- The Centers for Medicare and Medicaid Services on Wednesday said it raised the Medicare reimbursement rate for high-throughput coronavirus molecular tests from about $51 to $100.
- CMS Administrator Seema Verma said the agency nearly doubled what it pays for the clinical diagnostic lab testing that leverages high-throughput technologies because the platforms are able to "process a large volume of COVID-19 tests rapidly and accurately.” The new payment policy is effective April 14.
- The American Clinical Laboratory Association, whose members include LabCorp and Quest, praised the action by CMS for helping to support labs responding to the COVID-19 pandemic. ACLA said it hopes other payers will follow the agency's example and raise their reimbursement rates.
Commercial labs like LabCorp and Quest are leveraging high-throughput testing platforms seen by the Trump administration and ACLA as critical to expanding the nation's testing capacity. CMS noted the tests can process more than 200 specimens a day and require specialized personnel.

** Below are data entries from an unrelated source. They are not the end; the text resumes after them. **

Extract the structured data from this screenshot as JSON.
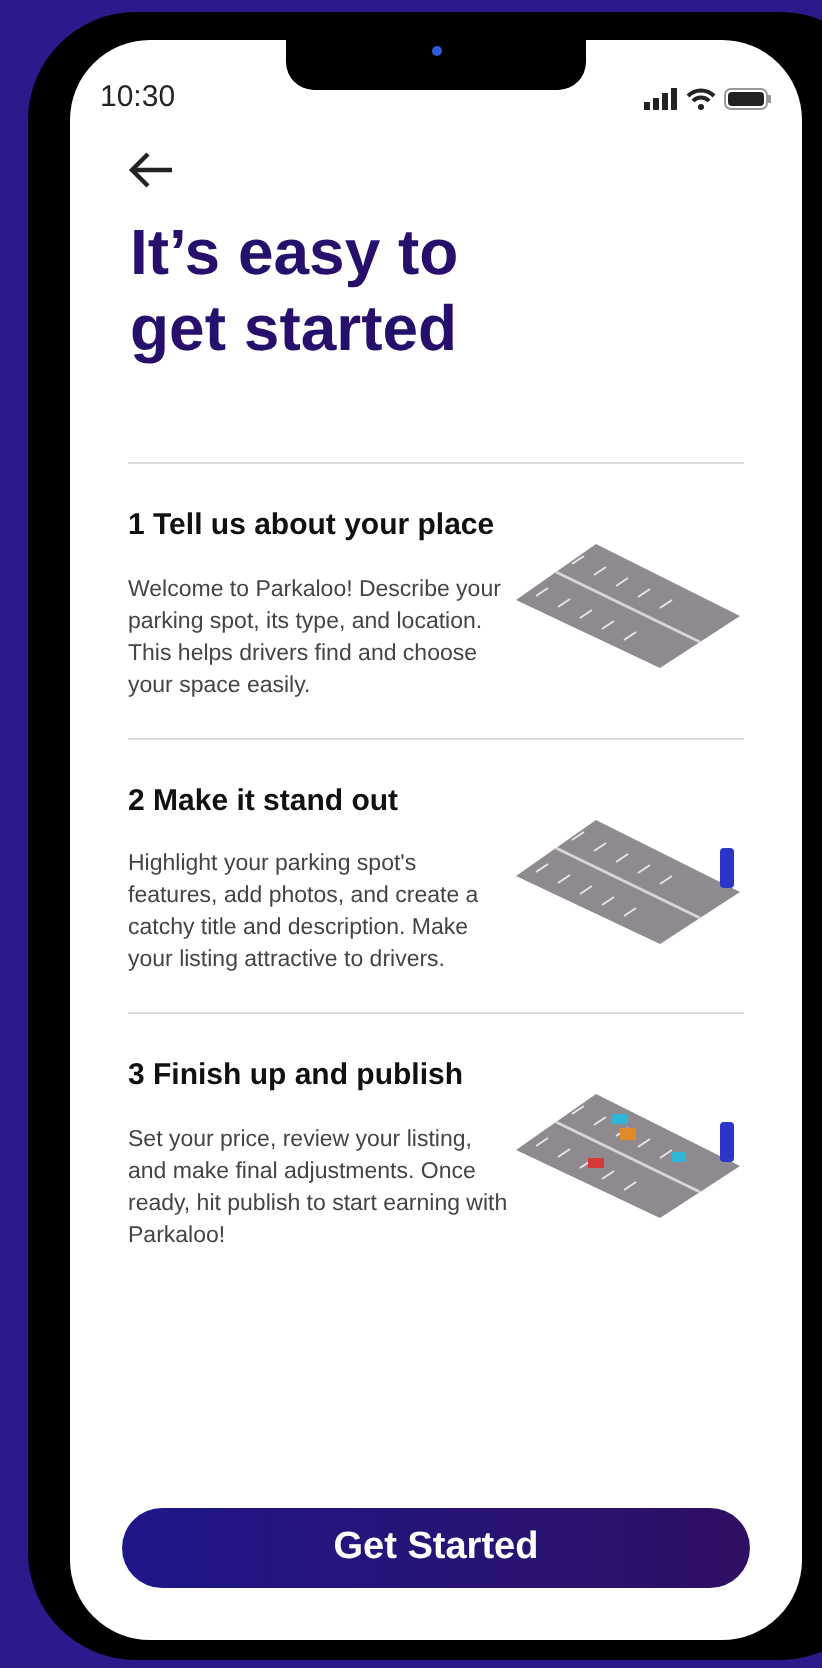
{
  "status_bar": {
    "time": "10:30"
  },
  "title": "It’s easy to get started",
  "steps": [
    {
      "title": "1 Tell us about your place",
      "description": "Welcome to Parkaloo! Describe your parking spot, its type, and location. This helps drivers find and choose your space easily."
    },
    {
      "title": "2 Make it stand out",
      "description": "Highlight your parking spot's features, add photos, and create a catchy title and description. Make your listing attractive to drivers."
    },
    {
      "title": "3 Finish up and publish",
      "description": "Set your price, review your listing, and make final adjustments. Once ready, hit publish to start earning with Parkaloo!"
    }
  ],
  "button": {
    "label": "Get Started"
  }
}
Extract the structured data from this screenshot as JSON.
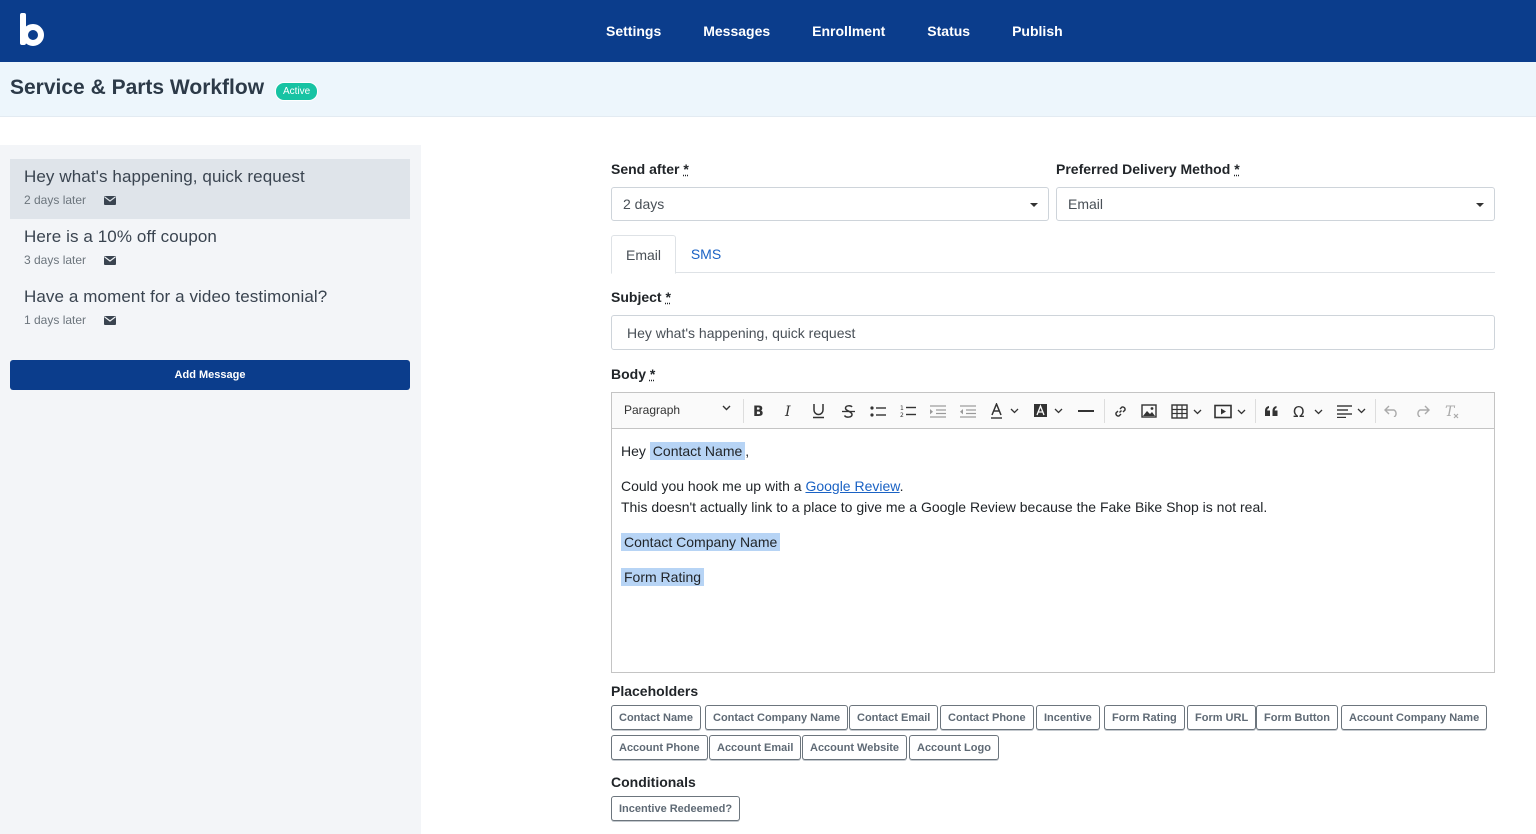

The move comes as ACLA has for weeks sounded an alarm to the administration about the financial strain on commercial labs from uncompensated COVID-19 testing services as well as increasing costs for test supplies including swabs, reagents, and personal protective equipment. In particular, the group has looked for assurances that its members will be fairly reimbursed for the tests they are performing.
"The lack of predictable reimbursement for tests performed has been a barrier to entry for some laboratories, and today’s decision will help encourage all laboratories with the appropriate expertise to come to the table and perform COVID-19 testing," said ACLA President Julie Khani in a written statement Wednesday.
CMS in particular called out the hiked payment as helping stem the spread in nursing homes, where the virus has proved especially deadly.
Roche was the first commercial test developer to receive the FDA's emergency use authorization. The company's SARS-CoV-2 test runs on Roche's cobas 6800/8800 high-throughput molecular testing systems.
A Roche spokesman told MedTech Dive it continues to ramp up production to meet the growing demand and has exceeded its commitment to ship volumes of 400,000 tests per week to labs across the country since the Swiss giant announced an FDA nod last month for its test.
Vice President Mike Pence warned in Monday's White House briefing that 20% of the capacity of the "Roche equipment that is out there that does the high-speed testing" is "not being used." Pence added that 75% of the laboratory capacity of Abbott high-throughput systems "that exist in the United States today are not being utilized."
Roche demurred in responding, pointing to the labs themselves.
"It wouldn't be appropriate for us to speak on behalf of individual laboratories, as they determine how to deploy their Roche instruments for testing," a company spokesman told MedTech Dive. "However, if there is unused capacity for running Roche's cobas SARS-CoV-2 test, it may be related to the COVID-19 testing situation in general, that demand for tests is still outpacing supply."
Abbott was not immediately available for comment.
However, last week, White House coronavirus response coordinator Deborah Birx said more than 90% of the 1 million Abbott coronavirus tests delivered to laboratories across the country have not been used because labs don’t have the resources to operate the company’s high-throughput systems.
“They're not running,” Birx said. “We've only run 88,000 tests in three weeks off of those machines, with a million test kits.”
Abbott argued its systems are not the problem. “They are running, labs just need to expand volumes” by increasing staff and supplies, a spokesperson said in comments to MedTech Dive. However, labs nationwide are facing staffing issues and supply shortages hampering their abilities to perform the tests.